Task to carry out - In your answer, repeat each line of the data exactly.

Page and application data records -
..............................

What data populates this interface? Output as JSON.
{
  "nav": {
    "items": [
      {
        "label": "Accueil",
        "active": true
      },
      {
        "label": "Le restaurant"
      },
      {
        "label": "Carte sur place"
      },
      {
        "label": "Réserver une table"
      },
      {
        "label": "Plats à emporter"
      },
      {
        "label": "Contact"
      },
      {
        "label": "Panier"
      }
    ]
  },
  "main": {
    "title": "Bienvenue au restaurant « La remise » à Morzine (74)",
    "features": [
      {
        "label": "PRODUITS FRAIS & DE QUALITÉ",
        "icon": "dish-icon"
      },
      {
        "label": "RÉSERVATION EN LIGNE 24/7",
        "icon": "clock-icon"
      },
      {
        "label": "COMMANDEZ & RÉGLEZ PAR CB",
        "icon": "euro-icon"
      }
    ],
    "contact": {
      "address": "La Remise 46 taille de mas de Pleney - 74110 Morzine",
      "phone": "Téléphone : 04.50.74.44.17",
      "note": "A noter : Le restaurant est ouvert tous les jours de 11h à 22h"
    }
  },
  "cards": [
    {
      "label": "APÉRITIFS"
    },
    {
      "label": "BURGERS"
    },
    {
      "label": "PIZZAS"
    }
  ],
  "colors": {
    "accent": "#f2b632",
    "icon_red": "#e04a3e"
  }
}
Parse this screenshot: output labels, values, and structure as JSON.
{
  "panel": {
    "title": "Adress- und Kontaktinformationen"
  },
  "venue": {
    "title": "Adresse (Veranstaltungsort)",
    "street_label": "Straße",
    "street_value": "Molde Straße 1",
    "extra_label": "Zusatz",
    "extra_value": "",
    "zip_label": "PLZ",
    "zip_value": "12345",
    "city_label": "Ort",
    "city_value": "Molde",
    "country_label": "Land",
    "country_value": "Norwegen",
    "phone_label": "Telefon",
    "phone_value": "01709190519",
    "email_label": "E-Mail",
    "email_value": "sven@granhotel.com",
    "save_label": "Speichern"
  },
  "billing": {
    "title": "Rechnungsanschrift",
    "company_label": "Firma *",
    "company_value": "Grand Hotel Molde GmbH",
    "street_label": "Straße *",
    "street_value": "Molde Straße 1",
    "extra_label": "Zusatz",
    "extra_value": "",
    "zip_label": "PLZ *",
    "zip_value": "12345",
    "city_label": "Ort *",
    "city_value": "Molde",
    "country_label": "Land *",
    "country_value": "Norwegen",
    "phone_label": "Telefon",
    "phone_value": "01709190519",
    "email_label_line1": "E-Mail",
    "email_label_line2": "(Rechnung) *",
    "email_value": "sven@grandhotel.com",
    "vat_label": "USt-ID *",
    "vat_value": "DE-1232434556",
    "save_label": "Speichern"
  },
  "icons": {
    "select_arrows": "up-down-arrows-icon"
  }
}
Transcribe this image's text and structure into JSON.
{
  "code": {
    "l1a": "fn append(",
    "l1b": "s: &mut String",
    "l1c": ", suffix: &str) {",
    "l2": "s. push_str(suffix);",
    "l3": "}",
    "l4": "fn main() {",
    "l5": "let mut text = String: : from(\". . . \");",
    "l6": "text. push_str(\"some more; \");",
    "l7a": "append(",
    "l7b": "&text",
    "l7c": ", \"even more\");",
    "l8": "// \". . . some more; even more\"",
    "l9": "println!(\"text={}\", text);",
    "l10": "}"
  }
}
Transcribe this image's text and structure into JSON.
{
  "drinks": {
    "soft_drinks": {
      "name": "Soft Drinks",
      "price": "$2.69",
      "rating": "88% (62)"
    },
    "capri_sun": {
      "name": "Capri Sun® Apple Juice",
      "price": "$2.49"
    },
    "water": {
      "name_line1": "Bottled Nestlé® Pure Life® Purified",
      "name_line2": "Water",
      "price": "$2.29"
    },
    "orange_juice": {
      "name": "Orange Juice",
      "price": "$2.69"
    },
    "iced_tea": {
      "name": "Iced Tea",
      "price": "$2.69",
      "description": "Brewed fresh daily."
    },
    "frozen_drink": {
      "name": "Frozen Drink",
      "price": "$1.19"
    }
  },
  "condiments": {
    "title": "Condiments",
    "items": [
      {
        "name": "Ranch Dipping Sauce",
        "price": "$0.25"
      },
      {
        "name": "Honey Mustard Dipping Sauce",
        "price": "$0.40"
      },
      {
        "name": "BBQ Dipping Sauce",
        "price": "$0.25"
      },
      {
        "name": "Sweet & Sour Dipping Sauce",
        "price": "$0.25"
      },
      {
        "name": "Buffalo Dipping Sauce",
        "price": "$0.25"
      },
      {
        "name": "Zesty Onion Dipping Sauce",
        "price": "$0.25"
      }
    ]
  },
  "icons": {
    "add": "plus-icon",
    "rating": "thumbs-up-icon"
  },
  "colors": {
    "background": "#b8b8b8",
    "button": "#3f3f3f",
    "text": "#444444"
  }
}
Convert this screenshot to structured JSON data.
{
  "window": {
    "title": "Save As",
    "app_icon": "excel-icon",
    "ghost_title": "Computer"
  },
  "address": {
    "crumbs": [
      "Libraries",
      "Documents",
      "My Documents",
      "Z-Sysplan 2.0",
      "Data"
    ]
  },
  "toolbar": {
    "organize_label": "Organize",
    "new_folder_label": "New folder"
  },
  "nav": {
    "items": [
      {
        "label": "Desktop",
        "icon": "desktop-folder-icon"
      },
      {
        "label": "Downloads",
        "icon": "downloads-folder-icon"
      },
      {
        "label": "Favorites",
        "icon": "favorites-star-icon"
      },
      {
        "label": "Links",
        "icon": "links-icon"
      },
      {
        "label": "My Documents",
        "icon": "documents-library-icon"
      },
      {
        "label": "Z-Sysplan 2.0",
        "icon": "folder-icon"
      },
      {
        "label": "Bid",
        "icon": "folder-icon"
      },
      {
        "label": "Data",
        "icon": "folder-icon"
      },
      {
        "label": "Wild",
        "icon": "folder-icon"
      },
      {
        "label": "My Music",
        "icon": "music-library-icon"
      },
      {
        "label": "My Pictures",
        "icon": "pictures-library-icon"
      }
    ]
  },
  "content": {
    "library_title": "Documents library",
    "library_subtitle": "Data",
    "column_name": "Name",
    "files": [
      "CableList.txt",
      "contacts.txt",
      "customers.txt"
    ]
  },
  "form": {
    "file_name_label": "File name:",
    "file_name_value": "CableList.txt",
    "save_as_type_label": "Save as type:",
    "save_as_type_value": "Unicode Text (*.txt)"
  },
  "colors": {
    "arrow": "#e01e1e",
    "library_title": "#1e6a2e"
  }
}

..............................

Task response -
What data populates this interface? Output as JSON.
{
  "nav": {
    "items": [
      {
        "label": "Accueil",
        "active": true
      },
      {
        "label": "Le restaurant"
      },
      {
        "label": "Carte sur place"
      },
      {
        "label": "Réserver une table"
      },
      {
        "label": "Plats à emporter"
      },
      {
        "label": "Contact"
      },
      {
        "label": "Panier"
      }
    ]
  },
  "main": {
    "title": "Bienvenue au restaurant « La remise » à Morzine (74)",
    "features": [
      {
        "label": "PRODUITS FRAIS & DE QUALITÉ",
        "icon": "dish-icon"
      },
      {
        "label": "RÉSERVATION EN LIGNE 24/7",
        "icon": "clock-icon"
      },
      {
        "label": "COMMANDEZ & RÉGLEZ PAR CB",
        "icon": "euro-icon"
      }
    ],
    "contact": {
      "address": "La Remise 46 taille de mas de Pleney - 74110 Morzine",
      "phone": "Téléphone : 04.50.74.44.17",
      "note": "A noter : Le restaurant est ouvert tous les jours de 11h à 22h"
    }
  },
  "cards": [
    {
      "label": "APÉRITIFS"
    },
    {
      "label": "BURGERS"
    },
    {
      "label": "PIZZAS"
    }
  ],
  "colors": {
    "accent": "#f2b632",
    "icon_red": "#e04a3e"
  }
}
Parse this screenshot: output labels, values, and structure as JSON.
{
  "panel": {
    "title": "Adress- und Kontaktinformationen"
  },
  "venue": {
    "title": "Adresse (Veranstaltungsort)",
    "street_label": "Straße",
    "street_value": "Molde Straße 1",
    "extra_label": "Zusatz",
    "extra_value": "",
    "zip_label": "PLZ",
    "zip_value": "12345",
    "city_label": "Ort",
    "city_value": "Molde",
    "country_label": "Land",
    "country_value": "Norwegen",
    "phone_label": "Telefon",
    "phone_value": "01709190519",
    "email_label": "E-Mail",
    "email_value": "sven@granhotel.com",
    "save_label": "Speichern"
  },
  "billing": {
    "title": "Rechnungsanschrift",
    "company_label": "Firma *",
    "company_value": "Grand Hotel Molde GmbH",
    "street_label": "Straße *",
    "street_value": "Molde Straße 1",
    "extra_label": "Zusatz",
    "extra_value": "",
    "zip_label": "PLZ *",
    "zip_value": "12345",
    "city_label": "Ort *",
    "city_value": "Molde",
    "country_label": "Land *",
    "country_value": "Norwegen",
    "phone_label": "Telefon",
    "phone_value": "01709190519",
    "email_label_line1": "E-Mail",
    "email_label_line2": "(Rechnung) *",
    "email_value": "sven@grandhotel.com",
    "vat_label": "USt-ID *",
    "vat_value": "DE-1232434556",
    "save_label": "Speichern"
  },
  "icons": {
    "select_arrows": "up-down-arrows-icon"
  }
}
Transcribe this image's text and structure into JSON.
{
  "code": {
    "l1a": "fn append(",
    "l1b": "s: &mut String",
    "l1c": ", suffix: &str) {",
    "l2": "s. push_str(suffix);",
    "l3": "}",
    "l4": "fn main() {",
    "l5": "let mut text = String: : from(\". . . \");",
    "l6": "text. push_str(\"some more; \");",
    "l7a": "append(",
    "l7b": "&text",
    "l7c": ", \"even more\");",
    "l8": "// \". . . some more; even more\"",
    "l9": "println!(\"text={}\", text);",
    "l10": "}"
  }
}
Transcribe this image's text and structure into JSON.
{
  "drinks": {
    "soft_drinks": {
      "name": "Soft Drinks",
      "price": "$2.69",
      "rating": "88% (62)"
    },
    "capri_sun": {
      "name": "Capri Sun® Apple Juice",
      "price": "$2.49"
    },
    "water": {
      "name_line1": "Bottled Nestlé® Pure Life® Purified",
      "name_line2": "Water",
      "price": "$2.29"
    },
    "orange_juice": {
      "name": "Orange Juice",
      "price": "$2.69"
    },
    "iced_tea": {
      "name": "Iced Tea",
      "price": "$2.69",
      "description": "Brewed fresh daily."
    },
    "frozen_drink": {
      "name": "Frozen Drink",
      "price": "$1.19"
    }
  },
  "condiments": {
    "title": "Condiments",
    "items": [
      {
        "name": "Ranch Dipping Sauce",
        "price": "$0.25"
      },
      {
        "name": "Honey Mustard Dipping Sauce",
        "price": "$0.40"
      },
      {
        "name": "BBQ Dipping Sauce",
        "price": "$0.25"
      },
      {
        "name": "Sweet & Sour Dipping Sauce",
        "price": "$0.25"
      },
      {
        "name": "Buffalo Dipping Sauce",
        "price": "$0.25"
      },
      {
        "name": "Zesty Onion Dipping Sauce",
        "price": "$0.25"
      }
    ]
  },
  "icons": {
    "add": "plus-icon",
    "rating": "thumbs-up-icon"
  },
  "colors": {
    "background": "#b8b8b8",
    "button": "#3f3f3f",
    "text": "#444444"
  }
}
Convert this screenshot to structured JSON data.
{
  "window": {
    "title": "Save As",
    "app_icon": "excel-icon",
    "ghost_title": "Computer"
  },
  "address": {
    "crumbs": [
      "Libraries",
      "Documents",
      "My Documents",
      "Z-Sysplan 2.0",
      "Data"
    ]
  },
  "toolbar": {
    "organize_label": "Organize",
    "new_folder_label": "New folder"
  },
  "nav": {
    "items": [
      {
        "label": "Desktop",
        "icon": "desktop-folder-icon"
      },
      {
        "label": "Downloads",
        "icon": "downloads-folder-icon"
      },
      {
        "label": "Favorites",
        "icon": "favorites-star-icon"
      },
      {
        "label": "Links",
        "icon": "links-icon"
      },
      {
        "label": "My Documents",
        "icon": "documents-library-icon"
      },
      {
        "label": "Z-Sysplan 2.0",
        "icon": "folder-icon"
      },
      {
        "label": "Bid",
        "icon": "folder-icon"
      },
      {
        "label": "Data",
        "icon": "folder-icon"
      },
      {
        "label": "Wild",
        "icon": "folder-icon"
      },
      {
        "label": "My Music",
        "icon": "music-library-icon"
      },
      {
        "label": "My Pictures",
        "icon": "pictures-library-icon"
      }
    ]
  },
  "content": {
    "library_title": "Documents library",
    "library_subtitle": "Data",
    "column_name": "Name",
    "files": [
      "CableList.txt",
      "contacts.txt",
      "customers.txt"
    ]
  },
  "form": {
    "file_name_label": "File name:",
    "file_name_value": "CableList.txt",
    "save_as_type_label": "Save as type:",
    "save_as_type_value": "Unicode Text (*.txt)"
  },
  "colors": {
    "arrow": "#e01e1e",
    "library_title": "#1e6a2e"
  }
}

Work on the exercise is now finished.